The Scotland County Board of Commissioners will meet with the board of education tonight with the expressed goal of reaching a consensus on the school system’s request for county funding.
The meeting will take place in the wake of Monday’s school board decision to reduce its capital outlay requests by $470,000, from $600,000 to $130,000.
Commissioner Carol McCall said on Wednesday that she was encouraged by the decision, and that it “shows that they are willing to look at their budget and recognize that our funds our limited.” The boards will meet at 6 p.m at the A.B. Gibson Center in Laurinburg.
“I think it was a good faith effort, and that the decision will create a good feeling and positive atmosphere as we come together for our budget talks,” said McCall.
McCall hopes that the joint meeting represents the beginning of an improved working relationship between the two entities. McCall also expressed a desire for similar meetings in the future.
Board of Commissioners Chairman Bob Davis said he was also pleased with the school board’s cuts, but cautioned that more reductions may be needed to avoid another tax increase. The county has already proposed adding three cents to the tax rate to take it to $1.02 per $100 valuation.
“(The board of education) did cut a lot out of their (capital outlay request), but I don’t know if we’re going to be able to meet their needs unless we add another cent to the tax or finance it,” said Davis.
McCall concurred with Davis’ assessment, saying that “if there is another way, I don’t know what it is.”
“We just have to sit down with them and work it out,” said Davis, referencing the capital requests as well as recently discovered damage to Pate Stadium that will need repair.
“That is another fly in the ointment,” said Davis of the stadium.
Davis was also skeptical of the board of education’s motivation in making cuts to its capital outlay budget.
“I know they’ve cut a whole lot out of their budget over the past three years, but I think they realize that we don’t have the money and may be trying to make themselves look good in the eyes of the public,” said Davis.
Davis said that he told Superintendent Rick Stout prior to Monday’s school board meeting that “You all can ask for all that you want to, but the money just is not there.”
“They knew going in that we just didn’t have the funds,” said Davis.
Davis said additional cuts could still be made to the school system’s budget, “probably without hurting anybody.”
County Manager Kevin Patterson will facilitate much of the meeting, during which he will present the county’s budget to the school board.
“My role is to lay out where the county’s budget is right now and to try to get both boards to a common understanding of their respective situations,” said Patterson.
Following Patterson’s presentation, the boards are scheduled to discuss the school system’s capital needs.
The school system is expected to offer a similar presentation of its altered budget proposal.

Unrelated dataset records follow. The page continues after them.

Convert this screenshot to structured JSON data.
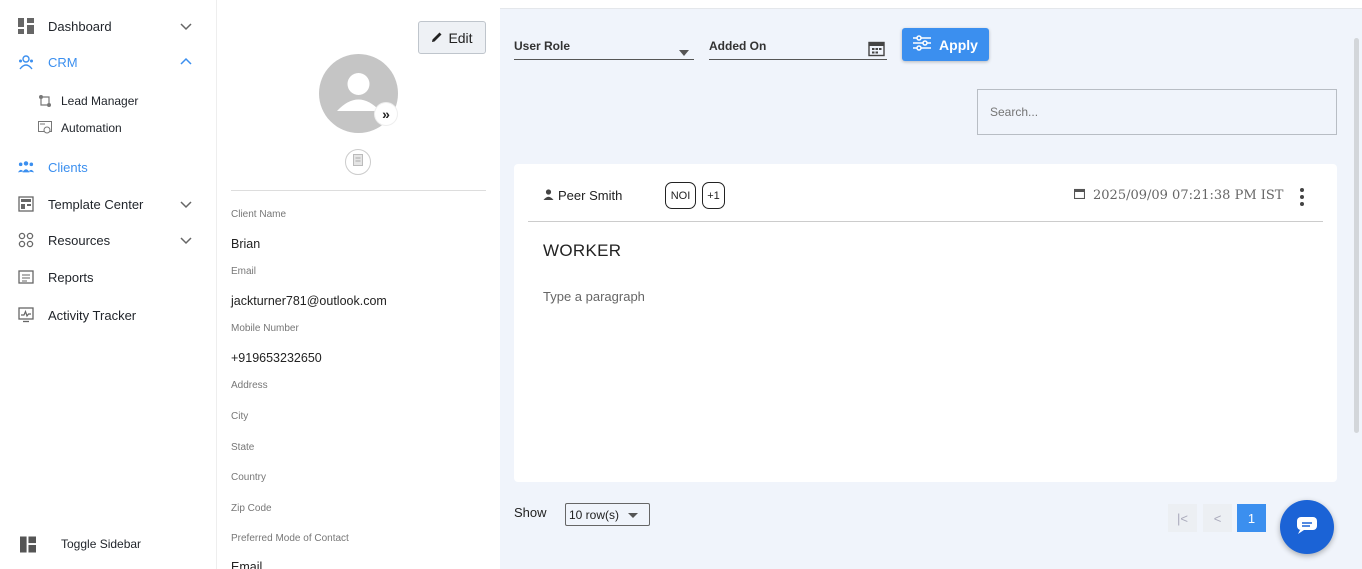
{
  "sidebar": {
    "dashboard": "Dashboard",
    "crm": "CRM",
    "lead_manager": "Lead Manager",
    "automation": "Automation",
    "clients": "Clients",
    "template_center": "Template Center",
    "resources": "Resources",
    "reports": "Reports",
    "activity_tracker": "Activity Tracker",
    "toggle_sidebar": "Toggle Sidebar"
  },
  "profile": {
    "edit_label": "Edit",
    "avatar_toggle": "»",
    "fields": {
      "client_name_label": "Client Name",
      "client_name_value": "Brian",
      "email_label": "Email",
      "email_value": "jackturner781@outlook.com",
      "mobile_label": "Mobile Number",
      "mobile_value": "+919653232650",
      "address_label": "Address",
      "city_label": "City",
      "state_label": "State",
      "country_label": "Country",
      "zip_label": "Zip Code",
      "preferred_label": "Preferred Mode of Contact",
      "preferred_value": "Email"
    }
  },
  "filters": {
    "user_role": "User Role",
    "added_on": "Added On",
    "apply": "Apply"
  },
  "search": {
    "placeholder": "Search..."
  },
  "card": {
    "author": "Peer Smith",
    "tags": [
      "NOI",
      "+1"
    ],
    "date": "2025/09/09 07:21:38 PM IST",
    "title": "WORKER",
    "paragraph": "Type a paragraph"
  },
  "pagination": {
    "show_label": "Show",
    "rows_value": "10 row(s)",
    "current_page": "1",
    "first_icon": "|<",
    "prev_icon": "<"
  },
  "colors": {
    "accent": "#3b8fef",
    "chat": "#1b63d6",
    "background": "#f0f4fb"
  }
}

There will also be another “huge benefit” of the meeting, said McCall.
“One of the biggest positive outcomes of the meeting, for the public, is that they will learn too, and get to see the numbers.
“There will be some good information shared at the meeting, and it will help people understand the budgets of both (the county and the school system),” said McCall.
In the past, said McCall, a careful analysis of the school system’s budget has not been done. Because of the current economic strain, the school system’s budget has come under more public scrutiny.
“Now, coming out of the meeting, I’m hoping that there will be increased transparency going forward,” said McCall. “We can have a good relationship and good faith between the boards without an ‘us and them’ mentality.”